Baylor football looks to grow from impressive road performance

Junior receiver Jay Lee (4) runs for a gain against Northwestern State. The Bears beat the Demons 70-6 on Sept. 6 at McLane Stadium.Carlye Thornton | Lariat Photo Editor
Junior receiver Jay Lee (4) runs for a gain against Northwestern State. The Bears beat the Demons 70-6 on Sept. 6 at McLane Stadium.
Carlye Thornton | Lariat Photo Editor

By Jeffrey Swindoll
Sports Writer

No. 7 Baylor football continued making progress on the brink of conference-play with another blowout performance against Buffalo on Friday, this time on the road. The Bears passed their first test away from home, leaving much promise for their upcoming two-week stretch of road games at Iowa State and Texas.

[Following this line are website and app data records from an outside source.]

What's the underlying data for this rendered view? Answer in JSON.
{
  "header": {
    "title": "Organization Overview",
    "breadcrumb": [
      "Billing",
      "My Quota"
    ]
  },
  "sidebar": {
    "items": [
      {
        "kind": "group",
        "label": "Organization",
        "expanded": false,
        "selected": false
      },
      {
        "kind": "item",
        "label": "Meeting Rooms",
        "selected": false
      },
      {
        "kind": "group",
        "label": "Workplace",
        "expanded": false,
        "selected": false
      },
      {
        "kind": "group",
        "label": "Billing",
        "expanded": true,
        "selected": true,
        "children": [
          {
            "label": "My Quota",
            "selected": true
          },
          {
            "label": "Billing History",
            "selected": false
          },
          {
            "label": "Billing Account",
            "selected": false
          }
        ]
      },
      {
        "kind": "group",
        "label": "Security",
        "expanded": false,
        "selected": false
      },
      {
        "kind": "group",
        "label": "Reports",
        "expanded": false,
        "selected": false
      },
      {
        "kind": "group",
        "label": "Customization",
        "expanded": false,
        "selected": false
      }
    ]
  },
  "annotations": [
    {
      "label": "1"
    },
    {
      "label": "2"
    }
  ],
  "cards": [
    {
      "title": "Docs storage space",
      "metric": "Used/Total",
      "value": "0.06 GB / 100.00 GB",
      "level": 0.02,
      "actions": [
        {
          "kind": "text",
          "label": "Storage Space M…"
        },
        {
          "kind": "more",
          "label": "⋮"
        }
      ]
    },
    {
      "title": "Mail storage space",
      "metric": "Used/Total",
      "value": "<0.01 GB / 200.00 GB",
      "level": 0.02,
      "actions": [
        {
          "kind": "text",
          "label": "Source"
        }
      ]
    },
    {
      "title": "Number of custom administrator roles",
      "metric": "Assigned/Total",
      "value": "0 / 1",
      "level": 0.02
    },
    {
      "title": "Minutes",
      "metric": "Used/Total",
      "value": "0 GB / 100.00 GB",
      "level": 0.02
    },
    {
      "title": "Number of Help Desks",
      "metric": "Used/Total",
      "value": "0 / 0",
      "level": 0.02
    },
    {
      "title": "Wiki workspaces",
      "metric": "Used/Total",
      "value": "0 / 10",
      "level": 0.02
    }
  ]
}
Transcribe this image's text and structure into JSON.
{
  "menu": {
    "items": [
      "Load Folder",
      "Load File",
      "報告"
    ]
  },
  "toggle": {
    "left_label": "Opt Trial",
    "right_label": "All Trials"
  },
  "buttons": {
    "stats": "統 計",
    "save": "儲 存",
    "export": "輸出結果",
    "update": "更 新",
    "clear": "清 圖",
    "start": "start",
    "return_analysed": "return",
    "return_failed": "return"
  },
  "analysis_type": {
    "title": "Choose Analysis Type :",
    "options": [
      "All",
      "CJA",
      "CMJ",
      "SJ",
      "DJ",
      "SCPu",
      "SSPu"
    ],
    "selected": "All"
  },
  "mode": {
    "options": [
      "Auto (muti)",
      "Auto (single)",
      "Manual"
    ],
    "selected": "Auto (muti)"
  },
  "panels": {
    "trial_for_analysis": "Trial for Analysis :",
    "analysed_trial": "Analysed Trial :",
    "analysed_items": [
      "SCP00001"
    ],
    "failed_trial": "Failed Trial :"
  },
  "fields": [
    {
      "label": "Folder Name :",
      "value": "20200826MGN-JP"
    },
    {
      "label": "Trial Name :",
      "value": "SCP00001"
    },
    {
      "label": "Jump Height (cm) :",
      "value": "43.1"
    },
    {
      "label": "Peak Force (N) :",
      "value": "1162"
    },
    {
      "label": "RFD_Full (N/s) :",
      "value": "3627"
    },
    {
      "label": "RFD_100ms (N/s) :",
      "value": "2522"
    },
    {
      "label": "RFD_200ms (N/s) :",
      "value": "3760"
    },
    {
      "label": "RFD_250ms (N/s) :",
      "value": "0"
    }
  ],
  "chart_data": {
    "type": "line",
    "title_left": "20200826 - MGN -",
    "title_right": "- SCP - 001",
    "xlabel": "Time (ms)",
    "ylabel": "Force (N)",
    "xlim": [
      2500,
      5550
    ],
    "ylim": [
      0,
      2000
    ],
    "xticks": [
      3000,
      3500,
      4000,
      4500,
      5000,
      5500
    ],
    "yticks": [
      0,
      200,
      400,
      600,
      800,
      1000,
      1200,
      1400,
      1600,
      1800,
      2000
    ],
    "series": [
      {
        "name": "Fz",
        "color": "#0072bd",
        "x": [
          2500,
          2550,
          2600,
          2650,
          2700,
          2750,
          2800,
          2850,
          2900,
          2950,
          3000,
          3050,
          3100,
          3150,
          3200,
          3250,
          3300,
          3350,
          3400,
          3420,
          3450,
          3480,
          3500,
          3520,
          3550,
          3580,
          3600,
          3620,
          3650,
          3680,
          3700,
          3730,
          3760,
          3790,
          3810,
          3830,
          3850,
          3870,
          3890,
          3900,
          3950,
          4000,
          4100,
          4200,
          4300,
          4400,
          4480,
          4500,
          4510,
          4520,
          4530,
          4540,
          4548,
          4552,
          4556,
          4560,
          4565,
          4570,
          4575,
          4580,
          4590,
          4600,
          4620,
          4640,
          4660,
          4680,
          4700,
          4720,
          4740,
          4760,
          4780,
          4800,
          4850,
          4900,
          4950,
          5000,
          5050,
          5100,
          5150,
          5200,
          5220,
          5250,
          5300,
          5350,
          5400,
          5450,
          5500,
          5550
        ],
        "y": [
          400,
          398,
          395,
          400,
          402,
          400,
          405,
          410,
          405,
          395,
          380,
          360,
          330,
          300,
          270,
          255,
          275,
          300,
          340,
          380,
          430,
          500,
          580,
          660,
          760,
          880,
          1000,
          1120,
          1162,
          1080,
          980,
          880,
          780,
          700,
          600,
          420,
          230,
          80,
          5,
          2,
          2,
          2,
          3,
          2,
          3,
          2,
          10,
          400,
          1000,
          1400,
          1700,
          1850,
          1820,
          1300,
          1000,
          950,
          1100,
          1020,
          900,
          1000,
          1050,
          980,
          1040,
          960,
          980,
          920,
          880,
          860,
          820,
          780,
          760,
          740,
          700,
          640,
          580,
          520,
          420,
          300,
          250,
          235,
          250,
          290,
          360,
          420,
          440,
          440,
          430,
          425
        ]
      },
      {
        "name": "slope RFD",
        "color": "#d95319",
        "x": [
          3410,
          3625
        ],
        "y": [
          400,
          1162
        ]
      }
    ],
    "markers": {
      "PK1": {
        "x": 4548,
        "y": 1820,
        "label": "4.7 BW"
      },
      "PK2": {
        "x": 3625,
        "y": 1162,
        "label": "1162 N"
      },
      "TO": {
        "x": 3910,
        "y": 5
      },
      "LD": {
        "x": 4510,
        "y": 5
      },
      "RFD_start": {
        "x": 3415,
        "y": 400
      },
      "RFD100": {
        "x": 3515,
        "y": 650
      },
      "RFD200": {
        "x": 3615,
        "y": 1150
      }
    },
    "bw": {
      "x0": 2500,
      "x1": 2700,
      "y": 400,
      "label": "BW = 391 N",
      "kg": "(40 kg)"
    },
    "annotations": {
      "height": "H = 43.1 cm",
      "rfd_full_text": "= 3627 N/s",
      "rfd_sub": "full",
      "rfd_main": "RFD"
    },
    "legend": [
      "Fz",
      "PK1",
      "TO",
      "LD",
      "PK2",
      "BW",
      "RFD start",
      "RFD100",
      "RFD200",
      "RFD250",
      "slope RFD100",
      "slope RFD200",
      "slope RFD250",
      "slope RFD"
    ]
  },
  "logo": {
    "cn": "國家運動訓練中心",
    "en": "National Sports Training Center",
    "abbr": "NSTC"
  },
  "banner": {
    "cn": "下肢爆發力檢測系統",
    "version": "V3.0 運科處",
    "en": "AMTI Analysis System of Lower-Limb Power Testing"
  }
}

“I thought our guys showed a lot of maturity,” Baylor head coach Art Briles said. “We have a team that has won on the road some and I think it showed up. I thought Buffalo did a great job of building a game up with their fans being here in black and their team was excited. I feel like we played an international game. We could throw a ball and be in Canada. It’s a completely different deal for us and I was proud of our guys for holding it together and getting a big win.”

The Bears smashed Buffalo 63-21 on a primetime national television slot in front of a rowdy blackout crowd. It will not be the last time this season the Bears will play in front of tens of thousands of fans in a hostile away stadium with hundreds of thousands of viewers on national television.

The maturity playing in enemy territory that Briles mentioned will be called upon more than once this season. Baylor’s offense, which has been the engine for the Bears through the past few years, started fast. It did not take long for the Bears to find their tempo. It started from the first offensive series for the Bears.

In his first game back from cracking two bones in his back against SMU, senior quarterback Bryce Petty led Baylor’s offense to four touchdowns in its first four possessions. This set up the Bears’ 35-0 halftime, putting the game virtually out of reach for the Bulls in just one half.

Most teams usually play more conservative on the road, but the Bears showed they are willing to take the shots they always take, at home or away.

“I thought Bryce Petty was exceptional to be honest with you and that’s the Bryce that we are used to knowing,” Briles said. “He got us to the line of scrimmage, threw the ball around and protected himself. When you have an experienced quarterback like that, you ought to convert third downs and that’s how we look at it.”

All of this offensive domination came without four of the regular starting receivers for the Bears in the lineup. Seniors Antwan Goodley, Levi Norwood, Clay Fuller and sophomore Corey Coleman were all unavailable for the Buffalo game. Even without those players, the Bears had no problem moving the ball and cutting through the defense before they had chance to settle into the game.

Baylor’s defense had another shutdown first half, allowing no touchdowns and a minimal number of big plays. Though there was one play that leaves lingering questions to be answered by the defense. The game could have easily been 7-7 at one point in the first half; Buffalo quarterback Joe Licata found his receiver Marcus McGill with acres of space on the right sideline. Licata’s pass was perfect, but McGill botched the easy catch.

Outside of the opportunity, Baylor’s first team defense disallowed Buffalo from any real effect on the score in the first half. The second half’s defensive lineup consisted mainly of second and third-stringers, which was when Buffalo’s first team offense scored all the points they scored in the entire game.

“Having the young guys [at Buffalo] experience that is good because there are a lot of distractions heading into a big game,” junior offensive tackle Spencer Drango said. “You have to learn to kind of manage those games. When I was in high school, we had a lot of fans, sometimes up to 16,000 fans, but comparing that to the 45 to 50,000 that you usually see in the Big 12, and even at Texas up in the 80 to 90,000 range, it is a lot different having to make that adjustment from high school to college.”

The maturity of the younger players as well as the depth of the roster was tested in another unique challenge that was convincingly overcome by this Bears team on a three-game winning streak. Baylor will need that experience as it moves forward into Big 12 play.

The Bears put their undefeated record on the line at Iowa State to open conference play at 7:30 p.m. Sept. 27 in Ames, Iowa. The game will be broadcast nationally on FOX.